Jackson had been born in 1736 to a modestly wealthy family from Richmond, North Yorkshire. When he was 13, he undertook a seven year apprenticeship with a member of Newcastle upon Tyne’s Company of Hostmen. The Hostmen were a cartel of businessmen who controlled the export of coal from the River Tyne, and as a result enjoyed an elevated social status and position of authority in the town.
Jackson worked as an assistant to his Master and was tutored privately. He excelled in his apprenticeship to the point where, in his final year, he was undertaking most of a Hostman’s roles, with the exception of finalising coal agreements with ship’s captains. Jackson was most likely set to join the Company of Hostmen, but his life was to take another turn.
At the end of October 1756, Jackson visited his family in Richmond and met his uncle, Ralph Ward, in Guisborough. He wrote in his journal that his Uncle had made arrangements for him to live and work with him once his time with the Hostmen had ended. After a few months, Jackson finished his apprenticeship in Newcastle and left for good.

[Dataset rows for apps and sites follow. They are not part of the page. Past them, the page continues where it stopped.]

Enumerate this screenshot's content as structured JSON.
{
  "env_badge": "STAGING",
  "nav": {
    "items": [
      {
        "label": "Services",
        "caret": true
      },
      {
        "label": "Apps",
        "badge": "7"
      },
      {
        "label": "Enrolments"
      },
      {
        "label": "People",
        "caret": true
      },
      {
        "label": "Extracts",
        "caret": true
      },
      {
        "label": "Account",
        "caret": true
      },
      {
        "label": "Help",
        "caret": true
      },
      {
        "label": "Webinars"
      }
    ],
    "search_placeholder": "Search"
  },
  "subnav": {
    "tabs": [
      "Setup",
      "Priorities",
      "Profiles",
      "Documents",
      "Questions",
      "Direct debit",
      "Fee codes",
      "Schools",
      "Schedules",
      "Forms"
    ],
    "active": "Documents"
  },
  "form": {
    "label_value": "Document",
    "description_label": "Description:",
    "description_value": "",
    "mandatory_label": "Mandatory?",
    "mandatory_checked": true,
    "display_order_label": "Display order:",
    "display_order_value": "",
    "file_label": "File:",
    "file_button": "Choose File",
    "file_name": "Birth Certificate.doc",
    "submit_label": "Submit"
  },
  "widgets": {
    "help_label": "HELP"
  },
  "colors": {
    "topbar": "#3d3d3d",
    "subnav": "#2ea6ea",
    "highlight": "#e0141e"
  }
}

Jackson lived with his uncle from December 1756. He was part owner of the Boulby Iron Works and he taught Jackson about the process of alum manufacture. Jackson also went out of his way to acquaint himself with the Cleveland area of North Yorkshire and to build his business acumen, his business partnerships and his network of friends.
When Ralph Ward died in 1759 he left all his property to his nephew. Jackson aimed to set himself up as a country gentleman and bought himself an estate at Normanby, eight miles from Guisborough where he had lived until May 1770. He lived much of his life as a magistrate and had a wide circle of well-to-do friends, which enabled him to become acquainted with Captain James Cook. He even wrote of one occasion in which he met Captain Cook, on December 26th 1771, while Cook was staying with Jackson’s brother in law.
When Ralph Jackson died in 1790, he was succeeded by his only son, William Ward Jackson, who in turn fathered a son in 1806, Ralph Ward Jackson, the man credited as the founder of West Hartlepool.
Ralph Jackson’s diaries are held by Teesside Archives.